_TASK BRIEF_:
Please work out how many of the lines below include "data". Only the number should be given.

[Entries taken from a collection]
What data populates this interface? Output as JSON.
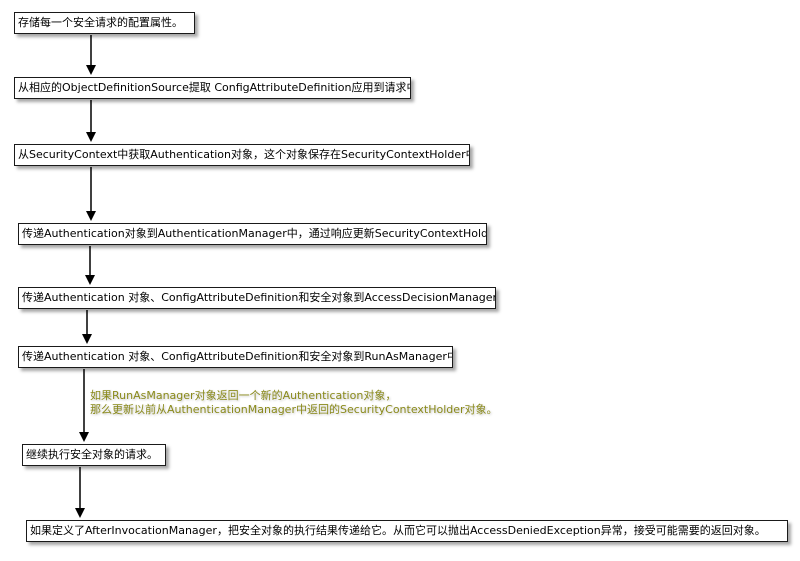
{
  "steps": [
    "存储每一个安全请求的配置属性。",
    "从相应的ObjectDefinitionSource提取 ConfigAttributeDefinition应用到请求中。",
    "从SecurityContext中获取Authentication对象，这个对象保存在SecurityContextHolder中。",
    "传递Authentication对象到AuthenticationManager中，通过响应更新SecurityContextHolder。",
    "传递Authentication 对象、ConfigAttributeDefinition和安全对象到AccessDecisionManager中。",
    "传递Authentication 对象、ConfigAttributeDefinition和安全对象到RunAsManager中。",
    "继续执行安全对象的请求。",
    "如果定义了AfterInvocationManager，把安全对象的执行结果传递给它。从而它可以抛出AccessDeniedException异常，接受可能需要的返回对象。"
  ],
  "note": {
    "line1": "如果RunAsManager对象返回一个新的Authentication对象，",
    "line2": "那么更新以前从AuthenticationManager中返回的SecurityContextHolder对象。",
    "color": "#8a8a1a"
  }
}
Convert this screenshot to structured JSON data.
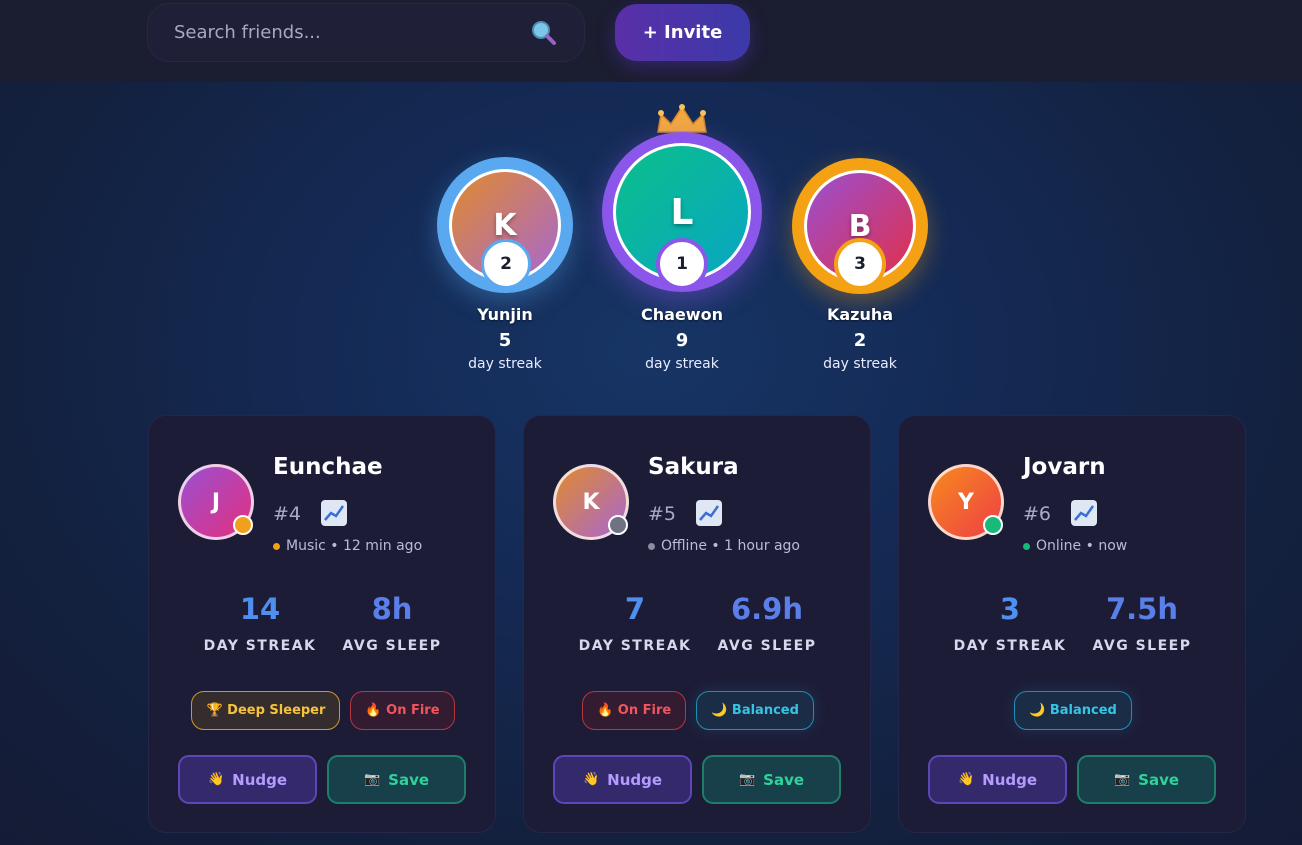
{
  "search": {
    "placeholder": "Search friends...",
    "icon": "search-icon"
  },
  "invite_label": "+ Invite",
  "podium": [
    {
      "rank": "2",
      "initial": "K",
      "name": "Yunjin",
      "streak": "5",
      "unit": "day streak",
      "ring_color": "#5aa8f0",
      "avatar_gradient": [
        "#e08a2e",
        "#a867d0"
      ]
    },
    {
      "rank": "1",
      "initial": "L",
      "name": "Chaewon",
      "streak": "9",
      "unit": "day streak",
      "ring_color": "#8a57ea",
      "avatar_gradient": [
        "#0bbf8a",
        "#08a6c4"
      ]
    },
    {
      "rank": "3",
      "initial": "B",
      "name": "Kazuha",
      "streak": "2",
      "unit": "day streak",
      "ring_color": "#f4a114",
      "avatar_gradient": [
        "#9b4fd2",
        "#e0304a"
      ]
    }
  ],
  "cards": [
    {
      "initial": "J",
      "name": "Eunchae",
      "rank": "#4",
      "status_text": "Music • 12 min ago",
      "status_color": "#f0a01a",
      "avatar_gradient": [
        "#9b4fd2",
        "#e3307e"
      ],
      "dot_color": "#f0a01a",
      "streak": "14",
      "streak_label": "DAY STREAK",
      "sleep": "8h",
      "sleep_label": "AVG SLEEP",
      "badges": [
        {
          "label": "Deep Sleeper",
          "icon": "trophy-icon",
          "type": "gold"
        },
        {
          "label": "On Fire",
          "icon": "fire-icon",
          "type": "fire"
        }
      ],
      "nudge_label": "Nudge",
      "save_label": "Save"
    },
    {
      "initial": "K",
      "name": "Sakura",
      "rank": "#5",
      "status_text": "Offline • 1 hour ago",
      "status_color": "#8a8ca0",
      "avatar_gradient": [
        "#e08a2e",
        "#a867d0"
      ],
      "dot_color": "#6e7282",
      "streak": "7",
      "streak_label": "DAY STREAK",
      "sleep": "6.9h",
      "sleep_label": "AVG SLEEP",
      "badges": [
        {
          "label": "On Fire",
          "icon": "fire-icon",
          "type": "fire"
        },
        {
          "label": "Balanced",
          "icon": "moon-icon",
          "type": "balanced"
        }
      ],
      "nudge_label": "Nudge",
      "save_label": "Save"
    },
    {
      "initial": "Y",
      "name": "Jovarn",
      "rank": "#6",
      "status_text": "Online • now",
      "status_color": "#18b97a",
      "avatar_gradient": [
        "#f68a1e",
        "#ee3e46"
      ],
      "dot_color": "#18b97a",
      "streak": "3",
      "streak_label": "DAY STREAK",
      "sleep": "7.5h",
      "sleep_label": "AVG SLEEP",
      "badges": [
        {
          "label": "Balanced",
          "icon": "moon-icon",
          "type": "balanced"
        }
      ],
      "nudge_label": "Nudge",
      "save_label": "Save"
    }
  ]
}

_EXERCISE OUTPUT_:
2